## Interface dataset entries

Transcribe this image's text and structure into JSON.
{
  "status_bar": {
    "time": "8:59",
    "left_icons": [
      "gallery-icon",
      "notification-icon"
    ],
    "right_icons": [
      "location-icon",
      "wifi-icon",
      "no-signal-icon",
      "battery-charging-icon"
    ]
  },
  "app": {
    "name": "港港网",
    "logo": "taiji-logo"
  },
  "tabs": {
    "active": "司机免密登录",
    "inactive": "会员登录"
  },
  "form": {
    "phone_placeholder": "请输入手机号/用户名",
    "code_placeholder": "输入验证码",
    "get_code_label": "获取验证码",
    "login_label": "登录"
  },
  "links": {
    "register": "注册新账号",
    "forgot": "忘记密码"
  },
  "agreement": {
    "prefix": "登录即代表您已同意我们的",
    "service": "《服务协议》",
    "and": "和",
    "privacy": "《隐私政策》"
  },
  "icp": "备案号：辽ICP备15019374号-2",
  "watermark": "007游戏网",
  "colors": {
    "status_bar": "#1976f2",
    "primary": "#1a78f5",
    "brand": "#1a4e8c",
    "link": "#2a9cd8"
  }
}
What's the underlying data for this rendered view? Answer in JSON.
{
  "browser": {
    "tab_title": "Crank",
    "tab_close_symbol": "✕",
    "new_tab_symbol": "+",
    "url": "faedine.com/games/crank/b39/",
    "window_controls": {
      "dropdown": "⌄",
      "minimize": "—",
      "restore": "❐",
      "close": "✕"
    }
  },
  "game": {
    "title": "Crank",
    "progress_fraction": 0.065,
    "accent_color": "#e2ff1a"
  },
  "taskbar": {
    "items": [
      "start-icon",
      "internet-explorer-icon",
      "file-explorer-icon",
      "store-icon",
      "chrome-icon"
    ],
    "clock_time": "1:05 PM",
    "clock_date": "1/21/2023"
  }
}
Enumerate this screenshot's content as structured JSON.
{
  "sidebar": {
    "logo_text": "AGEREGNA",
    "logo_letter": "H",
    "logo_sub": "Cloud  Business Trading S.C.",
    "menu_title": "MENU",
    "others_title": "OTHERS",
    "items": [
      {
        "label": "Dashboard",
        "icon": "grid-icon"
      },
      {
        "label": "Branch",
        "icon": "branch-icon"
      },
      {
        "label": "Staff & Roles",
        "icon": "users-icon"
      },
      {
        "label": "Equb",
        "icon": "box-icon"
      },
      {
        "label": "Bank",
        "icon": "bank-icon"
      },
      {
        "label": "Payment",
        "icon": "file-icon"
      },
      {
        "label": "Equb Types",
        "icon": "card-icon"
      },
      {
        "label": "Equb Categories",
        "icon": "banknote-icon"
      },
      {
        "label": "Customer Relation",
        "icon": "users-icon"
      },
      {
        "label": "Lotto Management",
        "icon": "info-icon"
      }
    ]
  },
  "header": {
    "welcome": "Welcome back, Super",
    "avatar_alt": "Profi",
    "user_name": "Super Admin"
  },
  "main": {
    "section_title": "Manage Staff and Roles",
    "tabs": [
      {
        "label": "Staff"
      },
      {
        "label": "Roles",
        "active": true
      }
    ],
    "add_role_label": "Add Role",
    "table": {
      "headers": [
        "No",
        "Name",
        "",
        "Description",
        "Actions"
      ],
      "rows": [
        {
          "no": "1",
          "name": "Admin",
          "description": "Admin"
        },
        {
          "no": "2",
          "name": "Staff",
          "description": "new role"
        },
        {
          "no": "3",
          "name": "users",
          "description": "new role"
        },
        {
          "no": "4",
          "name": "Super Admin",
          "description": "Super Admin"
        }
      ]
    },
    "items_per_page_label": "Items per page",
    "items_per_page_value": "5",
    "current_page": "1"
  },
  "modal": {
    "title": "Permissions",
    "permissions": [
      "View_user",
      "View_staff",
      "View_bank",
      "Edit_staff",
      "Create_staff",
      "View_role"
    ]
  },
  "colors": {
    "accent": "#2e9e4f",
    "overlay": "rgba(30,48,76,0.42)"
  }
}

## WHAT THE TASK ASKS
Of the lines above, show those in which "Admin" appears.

## REPLY
    "user_name": "Super Admin"
          "name": "Admin",
          "description": "Admin"
          "name": "Super Admin",
          "description": "Super Admin"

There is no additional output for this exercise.